There is much to commend in this handbook on the Hebrew text of Amos, which offers the kind of help with Hebrew syntax and discourse that can sometimes be hard to come by in a traditional commentary. But Garrett's discussion is not limited to these issues, for he also engages fully in the exegetical investigation of the text. For instance, regarding the phrase הַשֹּׁאֲפִים עַל־עֲפַר־אֶרֶץ in 2:7, he makes a strong case for retaining the usual translation of שׁאף as “pant” or “sniff” (the vast majority of commentators either amend the text to שׁוּף or take שׁאף to be a by-form of the former, which they understand to mean “trample”), suggesting that it means “they sniff at the dust of the earth” and that “the oppressors are metaphorically represented as a pack of hunting dogs seeking their prey” (pp. 58–59).

Similarly, he argues that 2:13 is best understood along the lines of “I am weighted down under you, just as a cart filled to the brim (‘to the brim‘ is Garrett's rendering of לָהּ, lit. ‘to herself‘) with sheaves is weighted down.” Garrett's main reason for reverting to a rendering that was adopted, for instance, in the KJV but has been rejected by most modern commentators is that he regards עוּק hiphil as intransitive. And he criticizes Paul[5] for his inconsistency of taking the verb as transitive in the first line of v. 13 but as intransitive in the second line.

Regardless of whether one accepts all his conclusions (I certainly remain unconvinced of the suggestion that the book of Amos features a chiastic arrangement), it is clear that Garrett's handbook has much to offer, both in terms of providing students of the text with valuable help regarding matters of Hebrew syntax and discourse, and in making a noteworthy contribution to the exegesis of the book of Amos. A useful glossary, a bibliography, and indices of authors and subjects conclude the book.

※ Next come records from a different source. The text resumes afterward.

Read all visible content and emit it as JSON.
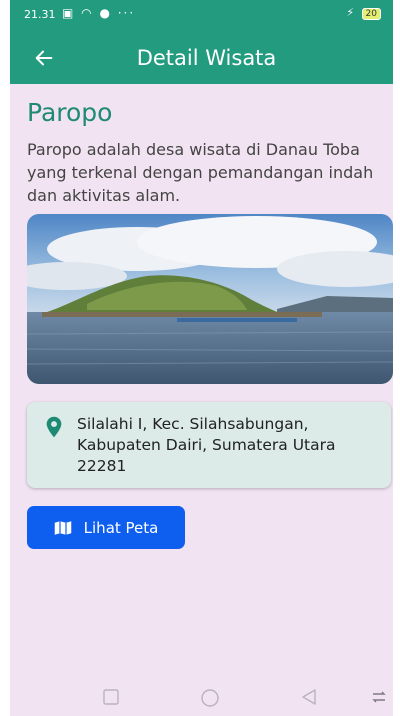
{
  "status_bar": {
    "time": "21.31",
    "battery": "20"
  },
  "app_bar": {
    "title": "Detail Wisata",
    "back_icon": "arrow-left-icon"
  },
  "place": {
    "name": "Paropo",
    "description": "Paropo adalah desa wisata di Danau Toba yang terkenal dengan pemandangan indah dan aktivitas alam.",
    "address": "Silalahi I, Kec. Silahsabungan, Kabupaten Dairi, Sumatera Utara 22281",
    "address_icon": "location-pin-icon"
  },
  "actions": {
    "map_button_label": "Lihat Peta",
    "map_icon": "map-icon"
  },
  "colors": {
    "primary": "#229b7f",
    "background": "#f1e3f2",
    "button": "#0e5ff0",
    "address_card": "#dcebe8"
  }
}
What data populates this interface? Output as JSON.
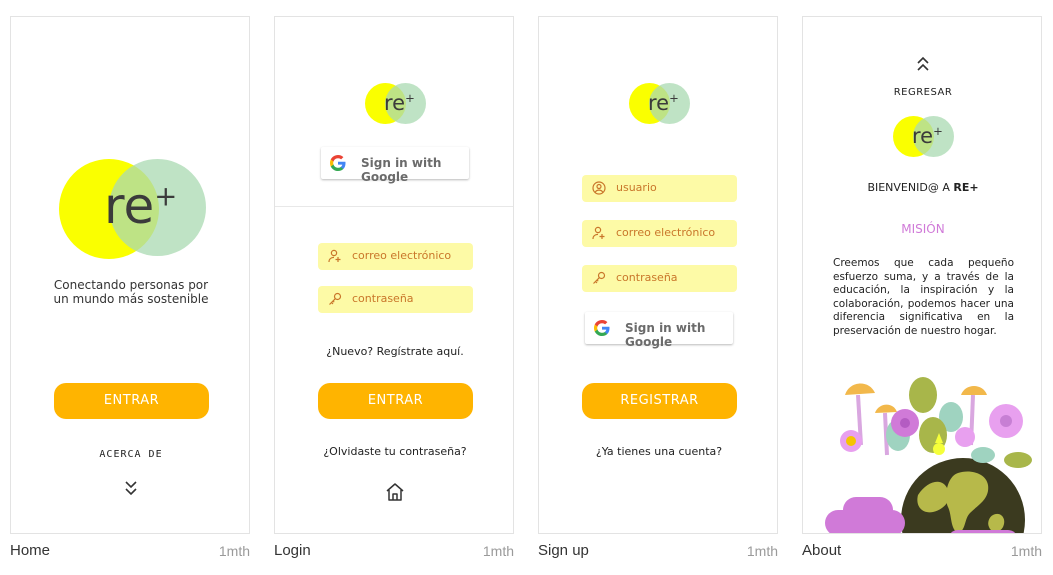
{
  "brand": {
    "logo_text": "re",
    "logo_sup": "+",
    "yellow": "#faff00",
    "green": "#aadab2",
    "orange": "#ffb400",
    "field_bg": "#fdfaa6"
  },
  "screens": {
    "home": {
      "caption": "Home",
      "time": "1mth",
      "tagline_1": "Conectando personas por",
      "tagline_2": "un mundo más sostenible",
      "enter_label": "ENTRAR",
      "about_label": "ACERCA DE"
    },
    "login": {
      "caption": "Login",
      "time": "1mth",
      "google_label": "Sign in with Google",
      "email_placeholder": "correo electrónico",
      "password_placeholder": "contraseña",
      "register_link": "¿Nuevo? Regístrate aquí.",
      "enter_label": "ENTRAR",
      "forgot_link": "¿Olvidaste tu contraseña?"
    },
    "signup": {
      "caption": "Sign up",
      "time": "1mth",
      "user_placeholder": "usuario",
      "email_placeholder": "correo electrónico",
      "password_placeholder": "contraseña",
      "google_label": "Sign in with Google",
      "register_label": "REGISTRAR",
      "have_account_link": "¿Ya tienes una cuenta?"
    },
    "about": {
      "caption": "About",
      "time": "1mth",
      "back_label": "REGRESAR",
      "welcome_prefix": "BIENVENID@ A",
      "welcome_brand": "RE+",
      "mission_title": "MISIÓN",
      "mission_text": "Creemos que cada pequeño esfuerzo suma, y a través de la educación, la inspiración y la colaboración, podemos hacer una diferencia significativa en la preservación de nuestro hogar."
    }
  }
}
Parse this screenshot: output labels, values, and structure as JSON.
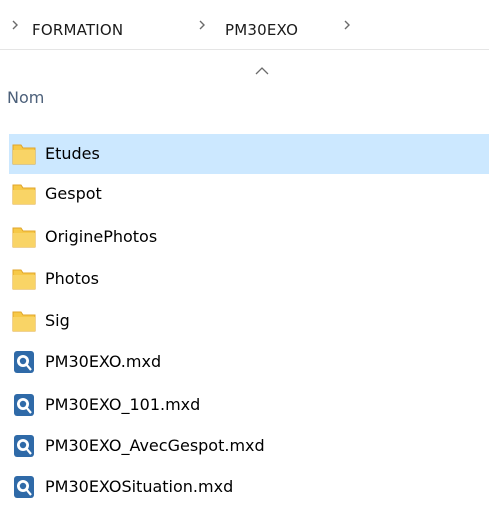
{
  "breadcrumb": {
    "items": [
      "FORMATION",
      "PM30EXO"
    ]
  },
  "header": {
    "column": "Nom",
    "sort": "ascending"
  },
  "colors": {
    "folder": "#f7c948",
    "folder_dark": "#e0a52a",
    "selection": "#cce8ff",
    "header_text": "#4c607a",
    "mxd_icon": "#2f6aa8"
  },
  "files": [
    {
      "name": "Etudes",
      "type": "folder",
      "icon": "folder-icon",
      "selected": true
    },
    {
      "name": "Gespot",
      "type": "folder",
      "icon": "folder-icon",
      "selected": false
    },
    {
      "name": "OriginePhotos",
      "type": "folder",
      "icon": "folder-icon",
      "selected": false
    },
    {
      "name": "Photos",
      "type": "folder",
      "icon": "folder-icon",
      "selected": false
    },
    {
      "name": "Sig",
      "type": "folder",
      "icon": "folder-icon",
      "selected": false
    },
    {
      "name": "PM30EXO.mxd",
      "type": "mxd",
      "icon": "arcmap-document-icon",
      "selected": false
    },
    {
      "name": "PM30EXO_101.mxd",
      "type": "mxd",
      "icon": "arcmap-document-icon",
      "selected": false
    },
    {
      "name": "PM30EXO_AvecGespot.mxd",
      "type": "mxd",
      "icon": "arcmap-document-icon",
      "selected": false
    },
    {
      "name": "PM30EXOSituation.mxd",
      "type": "mxd",
      "icon": "arcmap-document-icon",
      "selected": false
    }
  ]
}
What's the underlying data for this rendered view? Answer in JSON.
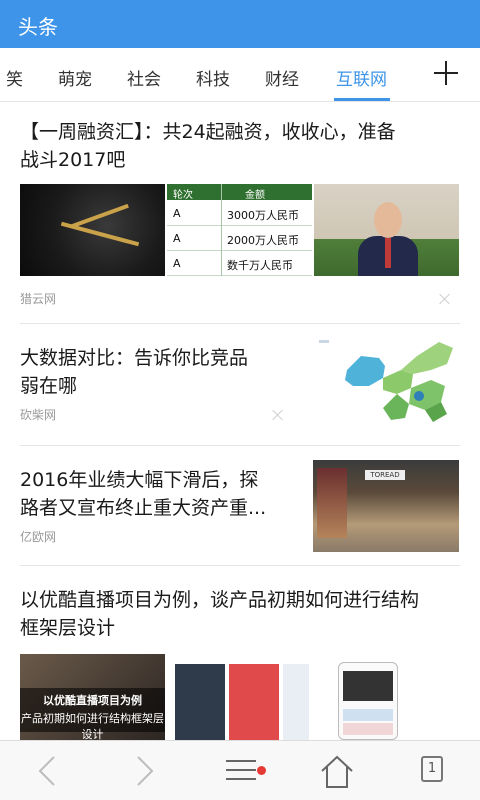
{
  "appbar": {
    "title": "头条"
  },
  "tabs": [
    {
      "label": "笑",
      "active": false
    },
    {
      "label": "萌宠",
      "active": false
    },
    {
      "label": "社会",
      "active": false
    },
    {
      "label": "科技",
      "active": false
    },
    {
      "label": "财经",
      "active": false
    },
    {
      "label": "互联网",
      "active": true
    }
  ],
  "add_tab_icon": "plus-icon",
  "articles": [
    {
      "headline_line1": "【一周融资汇】：共24起融资，收收心，准备",
      "headline_line2": "战斗2017吧",
      "source": "猎云网",
      "image_table": {
        "headers": [
          "轮次",
          "金额"
        ],
        "rows": [
          [
            "A",
            "3000万人民币"
          ],
          [
            "A",
            "2000万人民币"
          ],
          [
            "A",
            "数千万人民币"
          ]
        ]
      }
    },
    {
      "headline_line1": "大数据对比：告诉你比竞品",
      "headline_line2": "弱在哪",
      "source": "砍柴网"
    },
    {
      "headline_line1": "2016年业绩大幅下滑后，探",
      "headline_line2": "路者又宣布终止重大资产重...",
      "source": "亿欧网",
      "store_sign": "TOREAD"
    },
    {
      "headline_line1": "以优酷直播项目为例，谈产品初期如何进行结构",
      "headline_line2": "框架层设计",
      "image_caption_line1": "以优酷直播项目为例",
      "image_caption_line2": "产品初期如何进行结构框架层设计"
    }
  ],
  "bottom_nav": {
    "back_icon": "chevron-left-icon",
    "forward_icon": "chevron-right-icon",
    "menu_icon": "menu-icon",
    "home_icon": "home-icon",
    "tab_count": "1"
  },
  "colors": {
    "accent": "#3d94e8",
    "notification_dot": "#e53935"
  }
}
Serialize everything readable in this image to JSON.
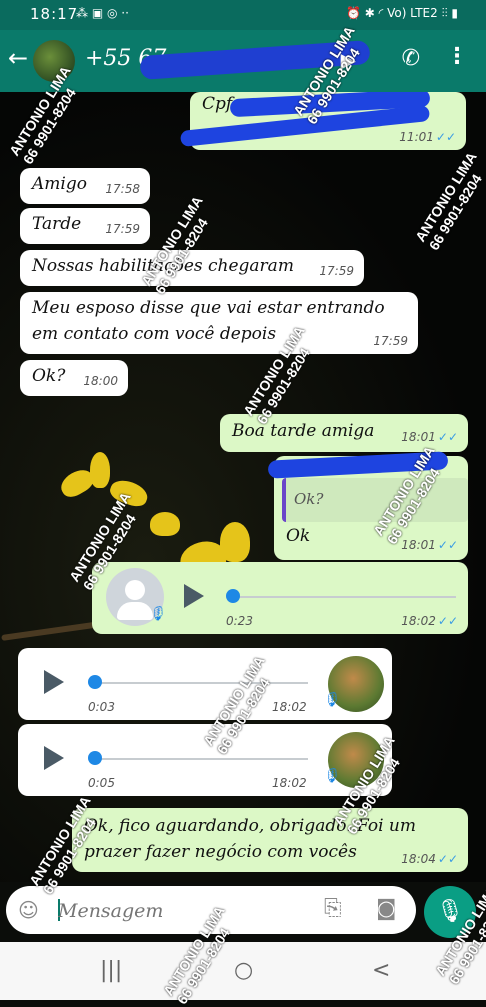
{
  "status_bar": {
    "time": "18:17",
    "left_icons": "⁂ ▣ ◎ ··",
    "right_icons": "⏰ ✱ ◜ Vo) LTE2 ⫶⫶ ▮"
  },
  "header": {
    "contact": "+55 67",
    "back_icon": "arrow-left-icon",
    "video_icon": "video-camera-icon",
    "call_icon": "phone-icon",
    "more_icon": "more-vertical-icon"
  },
  "messages": [
    {
      "id": "m1",
      "dir": "out",
      "text": "Cpf:",
      "time": "11:01",
      "status": "read"
    },
    {
      "id": "m2",
      "dir": "in",
      "text": "Amigo",
      "time": "17:58"
    },
    {
      "id": "m3",
      "dir": "in",
      "text": "Tarde",
      "time": "17:59"
    },
    {
      "id": "m4",
      "dir": "in",
      "text": "Nossas habilitações chegaram",
      "time": "17:59"
    },
    {
      "id": "m5",
      "dir": "in",
      "text_line1": "Meu esposo disse que vai estar entrando",
      "text_line2": "em contato com você depois",
      "time": "17:59"
    },
    {
      "id": "m6",
      "dir": "in",
      "text": "Ok?",
      "time": "18:00"
    },
    {
      "id": "m7",
      "dir": "out",
      "text": "Boa tarde amiga",
      "time": "18:01",
      "status": "read"
    },
    {
      "id": "m8",
      "dir": "out",
      "quoted": "Ok?",
      "text": "Ok",
      "time": "18:01",
      "status": "read"
    },
    {
      "id": "m9",
      "dir": "out",
      "type": "audio",
      "duration": "0:23",
      "time": "18:02",
      "status": "read",
      "progress": 0
    },
    {
      "id": "m10",
      "dir": "in",
      "type": "audio",
      "duration": "0:03",
      "time": "18:02",
      "progress": 0
    },
    {
      "id": "m11",
      "dir": "in",
      "type": "audio",
      "duration": "0:05",
      "time": "18:02",
      "progress": 0
    },
    {
      "id": "m12",
      "dir": "out",
      "text_line1": "Ok, fico aguardando, obrigado. Foi um",
      "text_line2": "prazer fazer negócio com vocês",
      "time": "18:04",
      "status": "read"
    }
  ],
  "composer": {
    "placeholder": "Mensagem",
    "emoji_icon": "emoji-icon",
    "attach_icon": "paperclip-icon",
    "camera_icon": "camera-icon",
    "mic_icon": "microphone-icon"
  },
  "navbar": {
    "recent": "|||",
    "home": "○",
    "back": "<"
  },
  "watermark": {
    "line1": "ANTONIO LIMA",
    "line2": "66 9901-8204"
  },
  "colors": {
    "header": "#0a7a6a",
    "outgoing": "#dcf8c6",
    "incoming": "#ffffff",
    "read_ticks": "#3a9ce4",
    "audio_dot": "#1e88e5"
  }
}
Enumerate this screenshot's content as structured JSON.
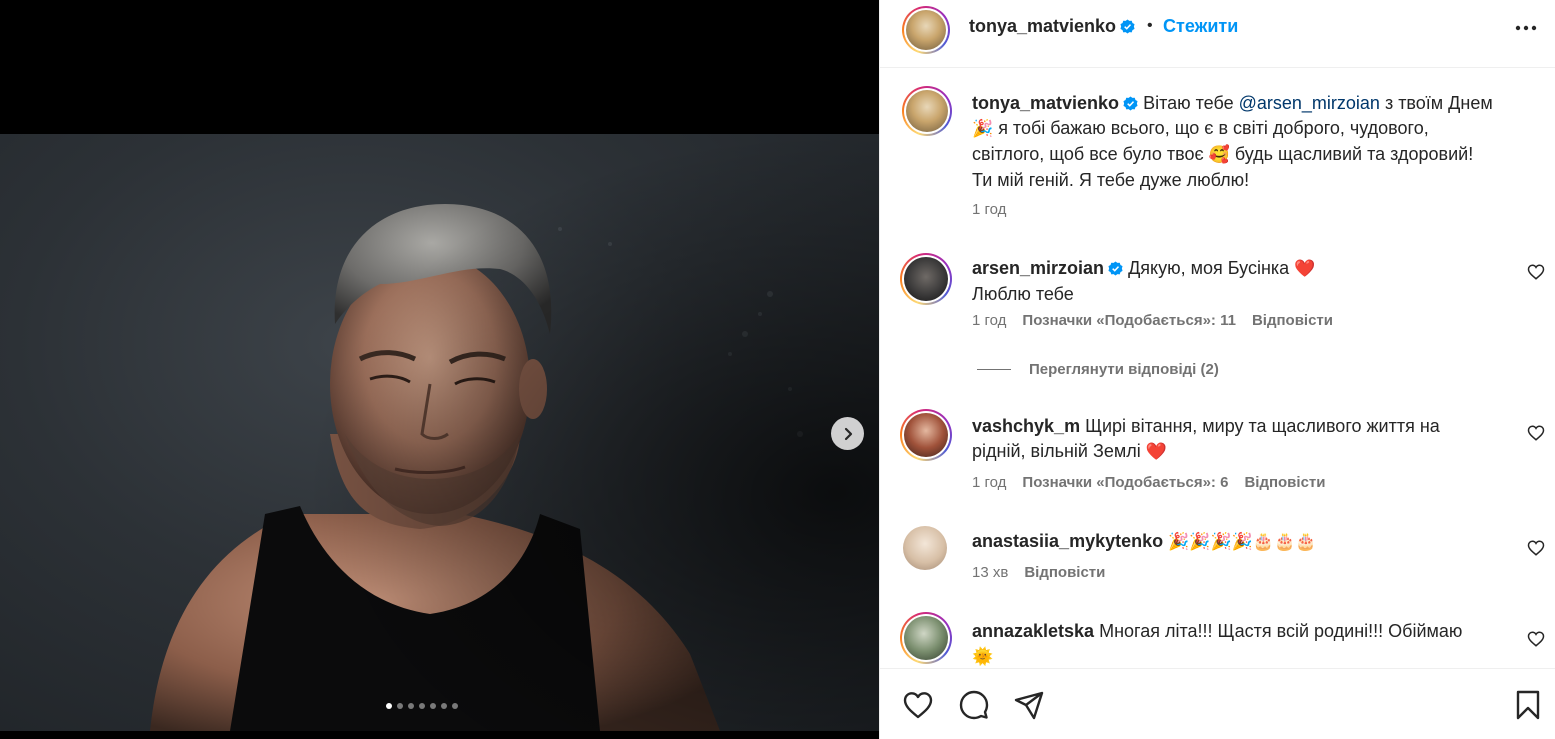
{
  "post": {
    "author": "tonya_matvienko",
    "follow_label": "Стежити",
    "separator": "•",
    "carousel": {
      "total_slides": 7,
      "active_slide": 1
    }
  },
  "caption": {
    "user": "tonya_matvienko",
    "text_before": "Вітаю тебе ",
    "mention": "@arsen_mirzoian",
    "line1_after": " з твоїм Днем",
    "line2": "я тобі бажаю всього, що є в світі доброго, чудового,",
    "line3a": "світлого, щоб все було твоє ",
    "line3b": " будь щасливий та здоровий!",
    "line4": "Ти мій геній. Я тебе дуже люблю!",
    "emoji_party": "🎉",
    "emoji_smile": "🥰",
    "time": "1 год"
  },
  "comments": [
    {
      "user": "arsen_mirzoian",
      "text1": "Дякую, моя Бусінка ",
      "emoji": "❤️",
      "text2": "Люблю тебе",
      "time": "1 год",
      "likes": "Позначки «Подобається»: 11",
      "reply": "Відповісти",
      "view_replies": "Переглянути відповіді (2)"
    },
    {
      "user": "vashchyk_m",
      "text1": "Щирі вітання, миру та щасливого життя на",
      "text2": "рідній, вільній Землі ",
      "emoji": "❤️",
      "time": "1 год",
      "likes": "Позначки «Подобається»: 6",
      "reply": "Відповісти"
    },
    {
      "user": "anastasiia_mykytenko",
      "emojis": "🎉🎉🎉🎉🎂🎂🎂",
      "time": "13 хв",
      "reply": "Відповісти"
    },
    {
      "user": "annazakletska",
      "text1": "Многая літа!!! Щастя всій родині!!! Обіймаю",
      "emoji": "🌞"
    }
  ],
  "icons": {
    "more": "more-horizontal-icon",
    "like": "heart-icon",
    "comment": "comment-icon",
    "share": "send-icon",
    "save": "bookmark-icon",
    "next": "chevron-right-icon",
    "verified": "verified-badge-icon"
  },
  "colors": {
    "link": "#0095f6",
    "mention": "#00376b",
    "heart": "#ed1c24",
    "muted": "#737373"
  }
}
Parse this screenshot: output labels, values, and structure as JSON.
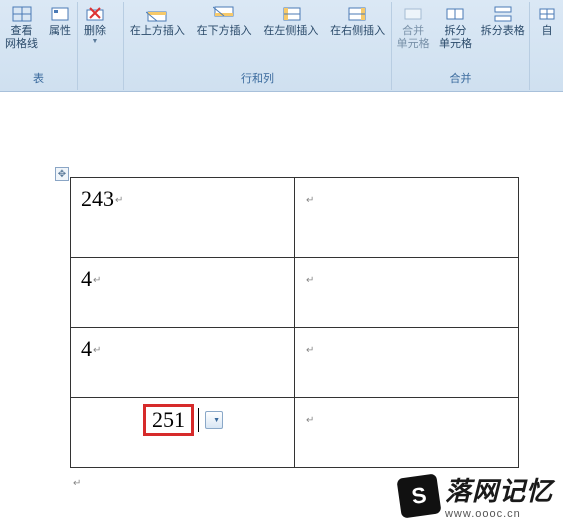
{
  "ribbon": {
    "groups": [
      {
        "label": "表",
        "buttons": [
          {
            "label": "查看\n网格线",
            "icon": "grid"
          },
          {
            "label": "属性",
            "icon": "props"
          }
        ]
      },
      {
        "label": "",
        "buttons": [
          {
            "label": "删除",
            "icon": "delete",
            "dropdown": true
          }
        ]
      },
      {
        "label": "行和列",
        "launcher": true,
        "buttons": [
          {
            "label": "在上方插入",
            "icon": "ins-above"
          },
          {
            "label": "在下方插入",
            "icon": "ins-below"
          },
          {
            "label": "在左侧插入",
            "icon": "ins-left"
          },
          {
            "label": "在右侧插入",
            "icon": "ins-right"
          }
        ]
      },
      {
        "label": "合并",
        "buttons": [
          {
            "label": "合并\n单元格",
            "icon": "merge",
            "disabled": true
          },
          {
            "label": "拆分\n单元格",
            "icon": "split"
          },
          {
            "label": "拆分表格",
            "icon": "split-table"
          }
        ]
      },
      {
        "label": "",
        "buttons": [
          {
            "label": "自",
            "icon": "auto"
          }
        ]
      }
    ]
  },
  "table": {
    "rows": [
      [
        "243",
        ""
      ],
      [
        "4",
        ""
      ],
      [
        "4",
        ""
      ],
      [
        "",
        ""
      ]
    ],
    "formula_value": "251"
  },
  "watermark": {
    "title": "落网记忆",
    "url": "www.oooc.cn",
    "logo_char": "S"
  }
}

Karl Möller, University of Cumbria

[1] JBL 106 (1987): 217–22. reference

[2] Hebrew Verse Structure (Winona Lake: Eisenbrauns, 1980). reference

[3] “Hebrew Verse Structure Revisited,” JBL 118 (1999): 19–32, 401–16. reference

[4] Amos (Hermeneia; Minneapolis: Fortress, 1991). reference

[5] Amos. reference